• PROBLEM: Print each record that follows exactly, leaving the pictures behind.

Items from an interface collection:
╔══
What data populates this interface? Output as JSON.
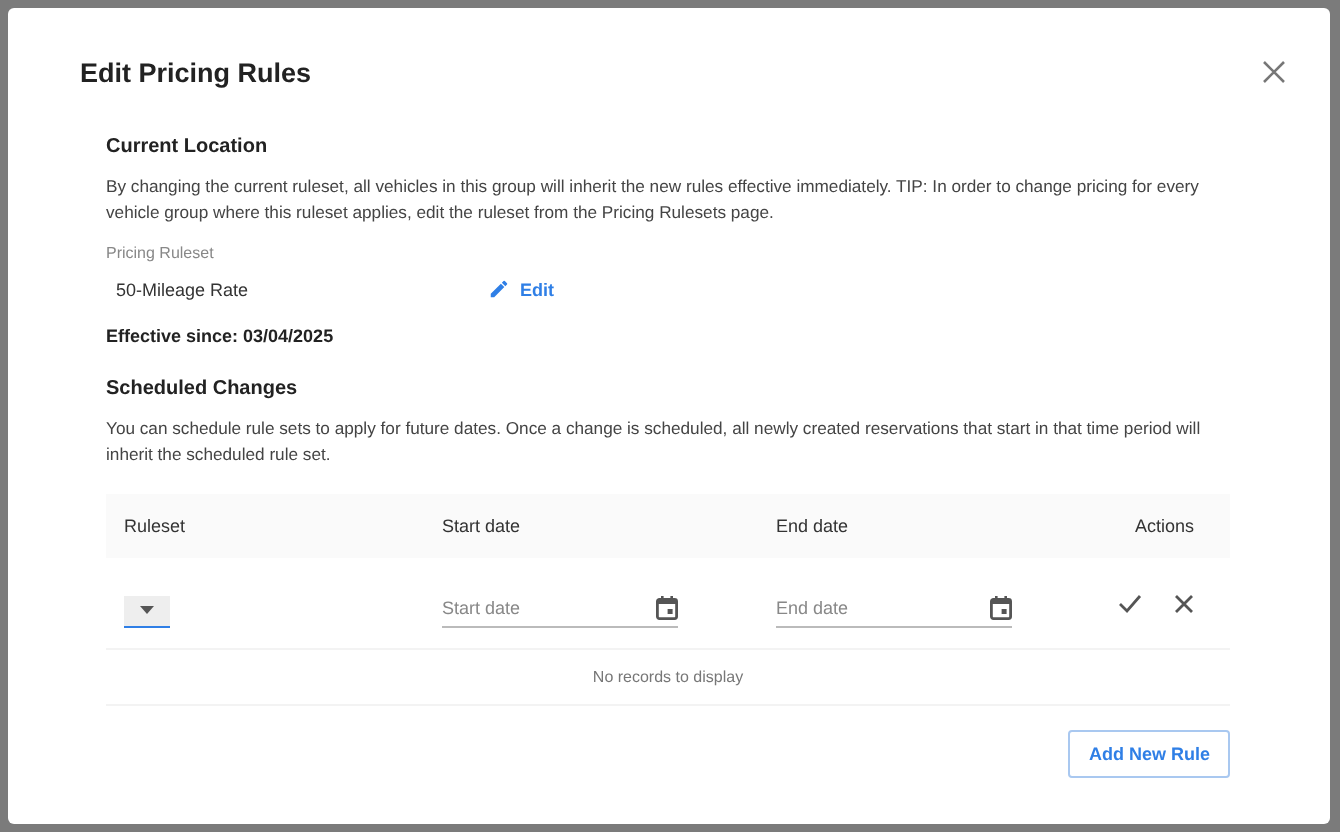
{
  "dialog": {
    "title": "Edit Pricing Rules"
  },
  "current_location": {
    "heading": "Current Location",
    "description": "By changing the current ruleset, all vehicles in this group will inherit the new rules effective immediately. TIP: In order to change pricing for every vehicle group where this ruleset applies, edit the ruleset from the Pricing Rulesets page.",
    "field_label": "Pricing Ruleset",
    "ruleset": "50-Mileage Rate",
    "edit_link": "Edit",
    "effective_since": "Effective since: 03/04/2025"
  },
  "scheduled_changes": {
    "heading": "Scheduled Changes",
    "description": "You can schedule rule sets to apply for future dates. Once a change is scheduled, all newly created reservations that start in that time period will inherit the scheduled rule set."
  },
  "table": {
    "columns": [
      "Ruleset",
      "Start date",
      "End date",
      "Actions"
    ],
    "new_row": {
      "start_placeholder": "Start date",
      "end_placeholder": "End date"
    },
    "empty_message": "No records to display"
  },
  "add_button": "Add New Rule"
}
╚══
• EXERCISE OUTPUT:
What data populates this interface? Output as JSON.
{
  "dialog": {
    "title": "Edit Pricing Rules"
  },
  "current_location": {
    "heading": "Current Location",
    "description": "By changing the current ruleset, all vehicles in this group will inherit the new rules effective immediately. TIP: In order to change pricing for every vehicle group where this ruleset applies, edit the ruleset from the Pricing Rulesets page.",
    "field_label": "Pricing Ruleset",
    "ruleset": "50-Mileage Rate",
    "edit_link": "Edit",
    "effective_since": "Effective since: 03/04/2025"
  },
  "scheduled_changes": {
    "heading": "Scheduled Changes",
    "description": "You can schedule rule sets to apply for future dates. Once a change is scheduled, all newly created reservations that start in that time period will inherit the scheduled rule set."
  },
  "table": {
    "columns": [
      "Ruleset",
      "Start date",
      "End date",
      "Actions"
    ],
    "new_row": {
      "start_placeholder": "Start date",
      "end_placeholder": "End date"
    },
    "empty_message": "No records to display"
  },
  "add_button": "Add New Rule"
}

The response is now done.